Nancy reminded Jeffrey that we haven’t published a photo of me in a while. Jeffrey remedied that with a candid shot of me swinging from a chandelier, holding our map of Maine, New Hampshire and Vermont.
Here’s Jeffrey in his new jacket from the L.L.Bean outlet – we love the earthy cherry color . . .
. . . and on our rig before we left Auburn this morning (the latter photo courtesy of our host Mark; later we learned that kind hoteliers Lynn and Mark donated to Human Rights First).
Jeffrey attached a rain cape to the fairing, to keep his legs out of the rain. A cold rain there was; it rained all day, and he got wet. Thanks to the new jacket and the preemptive use of the rain cape, he did not get soaked. I was snug in my plastic bag.
We rode through miles of what passes for flatlands in Maine. This shot was taken in Standish. See how the road rises in the distance? Note the red nose appended to the image of the ungulate. Note the cracked pavement and the muddy, unrideable shoulder.
A low dam and rapids in the Presumpscot River.
We passed a huge Poland Spring bottling plant, where tractor-trailers were lined up for loading. It is a testament to the power of marketing, that New Yorkers pay dollars per gallon for Maine water no better than the pure unfiltered mountain water that comes from a NYC tap for a penny or two.
We stopped for the night in Sanford. Bob flagged us down.
Bob is a retired mechanical engineer. One thing having led to another, he and companions recently started a cross-country bicycle trip from Oregon, but he had to abandon the trip in the Midwest when his wife needed surgery. We had a wonderful chat about cycle touring, machinery, religion, multiple universes, Americans, Britons, and other topics. When Jeffrey explained the mission of Human Rights First, Bob said he was preaching to the choir. He wholeheartedly supports providing free lawyers to asylum applicants.
Bob told us a wonderful story about his great+++ grandmother who, having recently given birth, fed the newborn child of a First Nations chief when the newborn’s mother was unable to nurse. The chief’s tribe then helped Bob’s ancestors clear land and establish a farm. Ultimately, Maine’s uninvited European settlers and their descendants (not Bob’s family!) destroyed the tribe. This was apropos of a startling story in today’s Portland newspaper about an 1875 law that forbade the printing (!) of sections of the Maine constitution that guaranteed to Maine’s American Indians certain rights, a trust fund, and vast tracts of land. Mainers with European roots violated every one of those guarantees; the printing ban (still in effect) may have been enacted to hide the state’s obligations.
We left our new friend Bob, and soon met Bob and Bob. (So many fine Bobs. Some may be uncles.)
Bob and Bob run the hotel in which I swung from the chandelier. Both listened with interest to Jeffrey’s disquisition on the plight of refugees and the help they receive from Human Rights First.
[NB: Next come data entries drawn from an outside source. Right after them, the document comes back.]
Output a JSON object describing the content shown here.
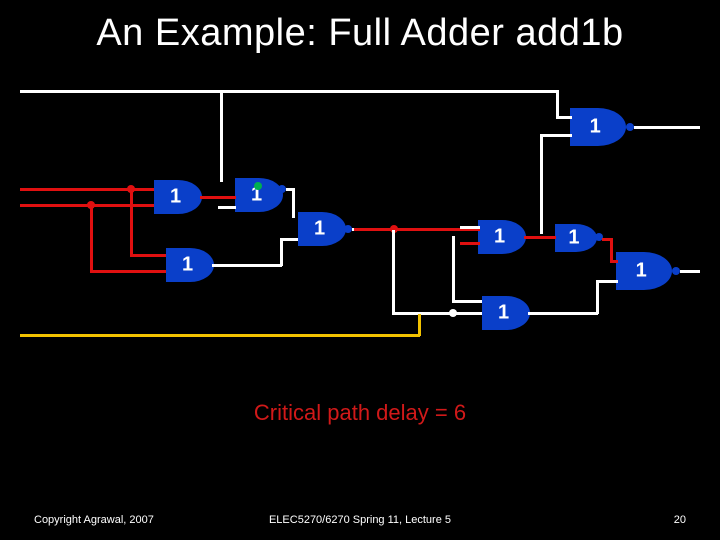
{
  "title": "An Example: Full Adder add1b",
  "caption": "Critical path delay = 6",
  "footer": {
    "left": "Copyright Agrawal, 2007",
    "center": "ELEC5270/6270 Spring 11, Lecture 5",
    "right": "20"
  },
  "gates": {
    "g1": {
      "label": "1"
    },
    "g2": {
      "label": "1"
    },
    "g3": {
      "label": "1"
    },
    "g4": {
      "label": "1"
    },
    "g5": {
      "label": "1"
    },
    "g6": {
      "label": "1"
    },
    "g7": {
      "label": "1"
    },
    "g8": {
      "label": "1"
    },
    "g9": {
      "label": "1"
    }
  },
  "chart_data": {
    "type": "table",
    "description": "Full adder gate-level schematic with nine 2-input gates (each unit delay 1). Critical path length is 6.",
    "gate_delays": [
      1,
      1,
      1,
      1,
      1,
      1,
      1,
      1,
      1
    ],
    "critical_path_delay": 6
  }
}
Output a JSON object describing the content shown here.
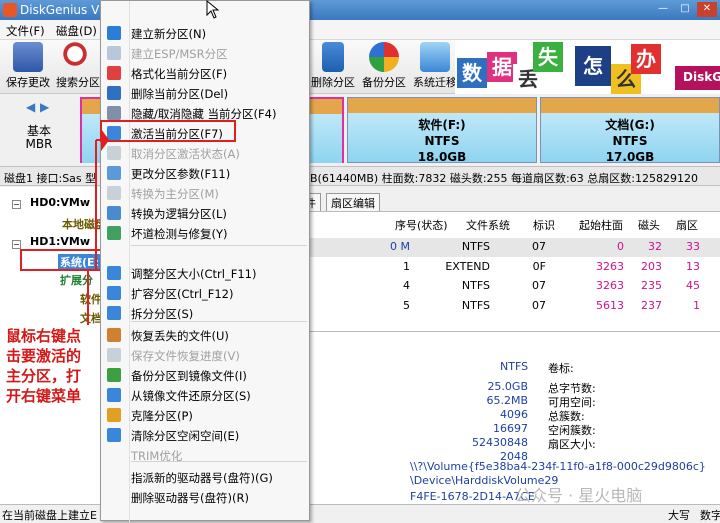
{
  "titlebar": {
    "title": "DiskGenius V5",
    "min": "—",
    "max": "□",
    "close": "✕"
  },
  "menubar": {
    "file": "文件(F)",
    "disk": "磁盘(D)"
  },
  "toolbar": {
    "save": "保存更改",
    "search": "搜索分区",
    "delete": "删除分区",
    "backup": "备份分区",
    "migrate": "系统迁移"
  },
  "banner": {
    "chars": [
      "数",
      "据",
      "丢",
      "失",
      "怎",
      "么",
      "办"
    ],
    "brand": "DiskGe"
  },
  "diskmap": {
    "nav_prev": "◀",
    "nav_next": "▶",
    "basic_line1": "基本",
    "basic_line2": "MBR",
    "partitions": [
      {
        "name": "软件(F:)",
        "fs": "NTFS",
        "size": "18.0GB"
      },
      {
        "name": "文档(G:)",
        "fs": "NTFS",
        "size": "17.0GB"
      }
    ]
  },
  "diskinfo": "磁盘1 接口:Sas  型",
  "diskinfo_right": "B(61440MB) 柱面数:7832 磁头数:255 每道扇区数:63 总扇区数:125829120",
  "tree": {
    "hd0": "HD0:VMw",
    "hd0_child": "本地磁盘",
    "hd1": "HD1:VMw",
    "sys": "系统(E:",
    "ext": "扩展分",
    "soft": "软件",
    "docs": "文档"
  },
  "tabs": {
    "file": "件",
    "sector": "扇区编辑"
  },
  "table": {
    "headers": [
      "序号(状态)",
      "文件系统",
      "标识",
      "起始柱面",
      "磁头",
      "扇区"
    ],
    "rows": [
      {
        "idx": "0 M",
        "fs": "NTFS",
        "id": "07",
        "cyl": "0",
        "head": "32",
        "sec": "33"
      },
      {
        "idx": "1",
        "fs": "EXTEND",
        "id": "0F",
        "cyl": "3263",
        "head": "203",
        "sec": "13"
      },
      {
        "idx": "4",
        "fs": "NTFS",
        "id": "07",
        "cyl": "3263",
        "head": "235",
        "sec": "45"
      },
      {
        "idx": "5",
        "fs": "NTFS",
        "id": "07",
        "cyl": "5613",
        "head": "237",
        "sec": "1"
      }
    ]
  },
  "details": {
    "fs_value": "NTFS",
    "fs_label": "卷标:",
    "values": [
      "25.0GB",
      "65.2MB",
      "4096",
      "16697",
      "52430848",
      "2048"
    ],
    "labels": [
      "总字节数:",
      "可用空间:",
      "总簇数:",
      "空闲簇数:",
      "扇区大小:"
    ],
    "guid_path": "\\\\?\\Volume{f5e38ba4-234f-11f0-a1f8-000c29d9806c}",
    "device_path": "\\Device\\HarddiskVolume29",
    "partial": "F4FE-1678-2D14-A7CE"
  },
  "status": {
    "left": "在当前磁盘上建立E",
    "right": "大写",
    "right2": "数字"
  },
  "context_menu": {
    "items": [
      {
        "label": "建立新分区(N)",
        "disabled": false,
        "color": "#2b7dd6"
      },
      {
        "label": "建立ESP/MSR分区",
        "disabled": true,
        "color": "#b8c8d8"
      },
      {
        "label": "格式化当前分区(F)",
        "disabled": false,
        "color": "#e04040"
      },
      {
        "label": "删除当前分区(Del)",
        "disabled": false,
        "color": "#3070c0"
      },
      {
        "label": "隐藏/取消隐藏 当前分区(F4)",
        "disabled": false,
        "color": "#8090a8"
      },
      {
        "label": "激活当前分区(F7)",
        "disabled": false,
        "color": "#3a86d8"
      },
      {
        "label": "取消分区激活状态(A)",
        "disabled": true,
        "color": "#c8d0d8"
      },
      {
        "label": "更改分区参数(F11)",
        "disabled": false,
        "color": "#5a9ad8"
      },
      {
        "label": "转换为主分区(M)",
        "disabled": true,
        "color": "#c8d0d8"
      },
      {
        "label": "转换为逻辑分区(L)",
        "disabled": false,
        "color": "#4a8ad0"
      },
      {
        "label": "坏道检测与修复(Y)",
        "disabled": false,
        "color": "#40a060"
      },
      {
        "label": "调整分区大小(Ctrl_F11)",
        "disabled": false,
        "color": "#3a86d8"
      },
      {
        "label": "扩容分区(Ctrl_F12)",
        "disabled": false,
        "color": "#3a86d8"
      },
      {
        "label": "拆分分区(S)",
        "disabled": false,
        "color": "#3a86d8"
      },
      {
        "label": "恢复丢失的文件(U)",
        "disabled": false,
        "color": "#d08030"
      },
      {
        "label": "保存文件恢复进度(V)",
        "disabled": true,
        "color": "#c8d0d8"
      },
      {
        "label": "备份分区到镜像文件(I)",
        "disabled": false,
        "color": "#3aa040"
      },
      {
        "label": "从镜像文件还原分区(S)",
        "disabled": false,
        "color": "#3a86d8"
      },
      {
        "label": "克隆分区(P)",
        "disabled": false,
        "color": "#e0a020"
      },
      {
        "label": "清除分区空闲空间(E)",
        "disabled": false,
        "color": "#3a86d8"
      },
      {
        "label": "TRIM优化",
        "disabled": true,
        "color": "#f7f7f7"
      },
      {
        "label": "指派新的驱动器号(盘符)(G)",
        "disabled": false,
        "color": "#f7f7f7"
      },
      {
        "label": "删除驱动器号(盘符)(R)",
        "disabled": false,
        "color": "#f7f7f7"
      }
    ]
  },
  "annotation": {
    "lines": [
      "鼠标右键点",
      "击要激活的",
      "主分区，打",
      "开右键菜单"
    ]
  },
  "watermark": "公众号 · 星火电脑",
  "colors": {
    "title": "#3a78c0",
    "highlight": "#e02020",
    "partition_bar": "#e3a64a",
    "partition_body": "#8fd4f0",
    "cyl_value": "#d01090",
    "head_value": "#d01090"
  }
}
The more verbal Bob shared interesting bits about the Sanford area’s economy and demographics.
Jeffrey left me and went into the rain in search of dinner. He saw this monument in a park.
One could have a long discussion about the 1968 inscription honoring local “veterans who served in all wars in an effort to preserve peace in the world.” War for peace. We’ll save that for another time.
At the Three Alarm Diner, where Jeffrey warmed his innards with two gourmet grilled cheese sandwiches, Mikki and Adam thought long and hard about the moral imperative to help refugees.
They waxed admiring of our energy and initiative in pedaling to Maine from NYC. Of course these youths could do it faster and better than we have, an ancient man with titanium in his leg, and a spineless kangaroo puppet at least 25 years old (I have no recorded birth date). But it’s nice that us old coots still can wow the young-‘uns, albeit undeservedly.